Three independent classic transformation assays were used to compare stably transformed cells with neomycin-resistant control cells. (1) Low-serum assay: to measure serum-independent growth, the cells were seeded at 10×104 in 12-well plates in DMEM plus 10% CS and incubated for 5 hours to allow the cells to attach. Thereafter, the medium was replaced with DMEM containing 1% CS and changed every other day for 6 days. At the indicated time-points (2, 4 and 6 days) the cells were washed extensively with PBS, trypsinized and counted with a haemocytometer. (2) Saturation density: to measure proliferation rate in high serum, the cells were processed as above except that the medium contained 10% CS and the cells were counted once on day 6 as above. (3) Soft agar assay: to measure anchorage-independent growth, 104 cells were mixed with DMEM containing 10% CS and 0.3% agarose and plated on top of a solidified layer of DMEM plus 0.5% agarose and 10% CS. Cells were fed weekly with 1 ml DMEM plus 10% CS and 0.3% agarose. At ∼2 weeks, colonies ≥50 μm were scored as a percentage of cells or colonies under a bright field microscope. Each of the experiment was done at least three times from at least three independent clones.
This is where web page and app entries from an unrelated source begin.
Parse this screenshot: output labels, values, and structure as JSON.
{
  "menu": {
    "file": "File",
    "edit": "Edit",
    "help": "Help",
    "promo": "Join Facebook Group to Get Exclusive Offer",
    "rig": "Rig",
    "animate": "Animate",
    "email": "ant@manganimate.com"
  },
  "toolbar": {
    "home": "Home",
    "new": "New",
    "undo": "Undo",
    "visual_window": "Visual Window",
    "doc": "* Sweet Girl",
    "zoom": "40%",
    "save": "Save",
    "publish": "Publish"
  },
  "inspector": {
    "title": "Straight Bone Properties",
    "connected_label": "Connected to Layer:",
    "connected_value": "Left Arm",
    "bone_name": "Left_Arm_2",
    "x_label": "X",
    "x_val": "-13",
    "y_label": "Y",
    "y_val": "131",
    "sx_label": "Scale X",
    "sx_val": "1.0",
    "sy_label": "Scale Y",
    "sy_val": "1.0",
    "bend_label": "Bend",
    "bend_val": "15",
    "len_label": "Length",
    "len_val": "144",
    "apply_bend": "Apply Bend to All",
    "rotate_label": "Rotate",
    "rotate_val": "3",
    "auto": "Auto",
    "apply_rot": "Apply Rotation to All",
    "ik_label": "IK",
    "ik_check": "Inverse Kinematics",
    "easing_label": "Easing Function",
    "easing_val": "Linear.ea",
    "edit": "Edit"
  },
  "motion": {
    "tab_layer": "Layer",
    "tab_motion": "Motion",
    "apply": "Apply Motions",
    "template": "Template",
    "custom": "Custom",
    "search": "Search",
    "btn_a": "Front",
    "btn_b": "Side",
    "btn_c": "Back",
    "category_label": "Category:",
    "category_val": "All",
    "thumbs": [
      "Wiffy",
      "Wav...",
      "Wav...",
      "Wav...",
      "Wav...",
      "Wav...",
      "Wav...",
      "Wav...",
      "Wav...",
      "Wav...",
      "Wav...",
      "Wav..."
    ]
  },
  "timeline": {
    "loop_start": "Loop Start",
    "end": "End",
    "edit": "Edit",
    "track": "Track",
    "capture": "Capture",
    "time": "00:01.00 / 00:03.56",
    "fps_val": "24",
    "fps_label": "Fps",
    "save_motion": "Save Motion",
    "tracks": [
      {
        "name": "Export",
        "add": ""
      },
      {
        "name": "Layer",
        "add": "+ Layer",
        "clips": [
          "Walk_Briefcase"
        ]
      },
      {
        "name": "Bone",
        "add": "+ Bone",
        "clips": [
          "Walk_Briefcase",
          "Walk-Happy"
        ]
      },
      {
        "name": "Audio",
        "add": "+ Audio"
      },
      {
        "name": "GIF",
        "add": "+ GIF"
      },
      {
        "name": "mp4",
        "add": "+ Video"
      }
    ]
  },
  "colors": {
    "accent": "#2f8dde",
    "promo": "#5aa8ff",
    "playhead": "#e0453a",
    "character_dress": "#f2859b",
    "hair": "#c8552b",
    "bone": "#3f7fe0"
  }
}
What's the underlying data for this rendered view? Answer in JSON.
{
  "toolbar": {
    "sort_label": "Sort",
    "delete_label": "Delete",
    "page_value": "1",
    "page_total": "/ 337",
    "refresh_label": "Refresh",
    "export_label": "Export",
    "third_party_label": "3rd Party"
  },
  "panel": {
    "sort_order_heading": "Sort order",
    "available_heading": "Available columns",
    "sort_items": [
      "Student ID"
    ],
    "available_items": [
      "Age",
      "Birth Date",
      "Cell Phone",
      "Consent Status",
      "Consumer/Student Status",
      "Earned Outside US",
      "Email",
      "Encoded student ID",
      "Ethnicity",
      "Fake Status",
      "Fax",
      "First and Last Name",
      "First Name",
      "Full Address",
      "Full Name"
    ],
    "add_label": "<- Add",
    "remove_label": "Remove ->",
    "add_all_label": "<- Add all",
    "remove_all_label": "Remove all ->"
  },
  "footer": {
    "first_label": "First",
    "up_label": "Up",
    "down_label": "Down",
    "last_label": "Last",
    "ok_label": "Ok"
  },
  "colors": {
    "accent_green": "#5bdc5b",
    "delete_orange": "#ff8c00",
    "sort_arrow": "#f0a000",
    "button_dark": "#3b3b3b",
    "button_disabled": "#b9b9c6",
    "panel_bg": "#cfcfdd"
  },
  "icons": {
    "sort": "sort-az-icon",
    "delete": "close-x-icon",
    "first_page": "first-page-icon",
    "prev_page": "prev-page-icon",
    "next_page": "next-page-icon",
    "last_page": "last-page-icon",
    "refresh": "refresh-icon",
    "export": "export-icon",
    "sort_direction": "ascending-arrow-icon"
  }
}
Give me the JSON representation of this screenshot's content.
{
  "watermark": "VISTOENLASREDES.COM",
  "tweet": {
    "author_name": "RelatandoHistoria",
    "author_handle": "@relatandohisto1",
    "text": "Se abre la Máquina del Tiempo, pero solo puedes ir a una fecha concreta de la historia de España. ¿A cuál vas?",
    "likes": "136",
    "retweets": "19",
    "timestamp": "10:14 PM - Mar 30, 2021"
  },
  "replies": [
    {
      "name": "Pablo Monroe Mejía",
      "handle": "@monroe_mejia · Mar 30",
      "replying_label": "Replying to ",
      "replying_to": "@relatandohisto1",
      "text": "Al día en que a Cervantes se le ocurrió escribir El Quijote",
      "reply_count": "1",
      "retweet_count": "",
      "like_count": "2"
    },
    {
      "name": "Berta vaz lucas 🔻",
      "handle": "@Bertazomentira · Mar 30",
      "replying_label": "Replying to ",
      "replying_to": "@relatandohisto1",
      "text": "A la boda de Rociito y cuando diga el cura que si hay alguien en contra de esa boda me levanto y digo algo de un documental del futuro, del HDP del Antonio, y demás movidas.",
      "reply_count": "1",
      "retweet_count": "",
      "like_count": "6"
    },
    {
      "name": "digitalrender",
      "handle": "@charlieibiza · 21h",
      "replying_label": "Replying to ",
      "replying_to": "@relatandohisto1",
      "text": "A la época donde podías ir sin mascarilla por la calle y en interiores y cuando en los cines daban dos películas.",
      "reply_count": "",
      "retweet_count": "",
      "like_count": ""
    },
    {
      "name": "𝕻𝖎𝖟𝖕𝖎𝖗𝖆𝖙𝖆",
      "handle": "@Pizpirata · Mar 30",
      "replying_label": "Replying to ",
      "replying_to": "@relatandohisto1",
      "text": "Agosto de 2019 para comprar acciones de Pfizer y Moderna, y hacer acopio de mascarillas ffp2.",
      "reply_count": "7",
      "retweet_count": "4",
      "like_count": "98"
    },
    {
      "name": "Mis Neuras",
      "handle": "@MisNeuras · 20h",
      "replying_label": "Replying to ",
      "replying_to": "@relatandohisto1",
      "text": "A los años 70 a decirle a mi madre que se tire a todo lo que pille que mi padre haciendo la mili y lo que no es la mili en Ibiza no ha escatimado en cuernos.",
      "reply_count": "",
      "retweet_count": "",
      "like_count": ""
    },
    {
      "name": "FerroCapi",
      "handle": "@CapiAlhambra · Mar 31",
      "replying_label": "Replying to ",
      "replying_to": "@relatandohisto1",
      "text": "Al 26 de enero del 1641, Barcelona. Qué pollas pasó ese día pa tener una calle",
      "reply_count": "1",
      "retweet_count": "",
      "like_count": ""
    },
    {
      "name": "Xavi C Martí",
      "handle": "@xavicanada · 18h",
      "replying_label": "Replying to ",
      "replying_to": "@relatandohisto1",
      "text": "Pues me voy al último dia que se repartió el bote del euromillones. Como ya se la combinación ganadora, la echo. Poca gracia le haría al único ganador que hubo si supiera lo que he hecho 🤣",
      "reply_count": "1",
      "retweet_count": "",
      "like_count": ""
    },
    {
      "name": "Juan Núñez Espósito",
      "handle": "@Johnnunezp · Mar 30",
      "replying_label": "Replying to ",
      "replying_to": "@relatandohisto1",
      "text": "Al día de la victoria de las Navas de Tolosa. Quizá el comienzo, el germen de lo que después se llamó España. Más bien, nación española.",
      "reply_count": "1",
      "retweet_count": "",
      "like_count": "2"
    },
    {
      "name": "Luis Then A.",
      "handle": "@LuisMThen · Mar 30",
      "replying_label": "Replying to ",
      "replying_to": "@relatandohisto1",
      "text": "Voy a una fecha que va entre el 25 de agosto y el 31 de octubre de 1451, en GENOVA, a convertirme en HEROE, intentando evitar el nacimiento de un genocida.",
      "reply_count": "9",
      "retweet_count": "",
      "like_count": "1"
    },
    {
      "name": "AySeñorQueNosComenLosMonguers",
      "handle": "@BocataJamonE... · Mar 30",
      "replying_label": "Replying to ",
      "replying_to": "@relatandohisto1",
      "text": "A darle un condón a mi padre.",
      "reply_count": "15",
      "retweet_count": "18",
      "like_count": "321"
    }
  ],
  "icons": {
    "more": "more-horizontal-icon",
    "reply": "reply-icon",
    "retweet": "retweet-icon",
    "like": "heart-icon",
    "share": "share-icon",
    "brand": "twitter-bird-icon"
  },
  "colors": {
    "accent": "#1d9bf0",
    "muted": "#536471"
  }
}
Modified Boyden assay: following Brown and Bicknel (Brown and Bicknel, 2001), millicell chambers (12 mm diameter, 8 μm pores, Millipore) were precoated on the membrane underside with 10 μg/ml fibronectin (Sigma) at room-temperature. Cells were serum-starved overnight and collected by limited trypsinization followed by addition of soybean trypsin inhibitor (Sigma). 10×104 cells were added to the upper compartment containing 300 μl migration medium (DMEM with 0.5% BSA) and the chambers placed into 24-well dishes containing 10 μg/ml fibronectin. After 4 hours at 37°C, cells remaining in the upper chamber were removed by cotton swabs. Migrated cells on the lower membrane surface were fixed with methanol and stained with Giemsa (1:20 in H2O). Migration values were determined as means ± s.e.m. from three independent experiments by counting five high-power (×40) random fields/chamber. Wound-healing assay: 1×104 cells were seeded in dual-chamber slides and grown to confluency. Cell monolayers were scratched down the middle with a sterile 200 μl pipette tip, washed with warm medium and photographed at 0 hour, then at 12 hours and 24 hours after wounding. The migrated distances were quantified as a percentage of time 0 from three independent experiments.
Human IQGAP1 siRNA, scrambled and siCONTROL oligomers from Dharmacon directed against IQGAP1-N that do not affect IQGAP1-C or other IQGAP family members, were previously described (Rittmeyer et al., 2008). A set of four shRNA plasmids against CDC42 and controls were transfected following manufacturer's protocol (OriGene).
To determine cell size, exponentially growing cells at ∼80% confluency, were trypsinized and fixed with 70% methanol for 30 minutes at –20°C. Cells were washed with FACS buffer (0.1% Triton X-100, 2 mM MgCl2, 0.1% NaCl, 10 mM HEPES, pH 6.8), suspended in the same buffer containing 1 μg/ml DAPI (Sigma), incubated on ice for 30 minutes. The DNA content to determine cell cycle stage as well as the cell size of equal number of cells from each cell line were measured with a flow cytometer (BD Biosciences LSRII) and analyzed with BD FACSDiVA software.
This work was supported by grants to M.A.O. from the National Institutes of Health-NCI and the American Cancer Society. We thank Richard Cerione for the CDC42F28L stable cells, Dina Alameida, Weill Cornell Medical College and Samuel Kim for technical help, David Wilson and Bill Brown for comments on a previous draft. Deposited in PMC for release after 12 months.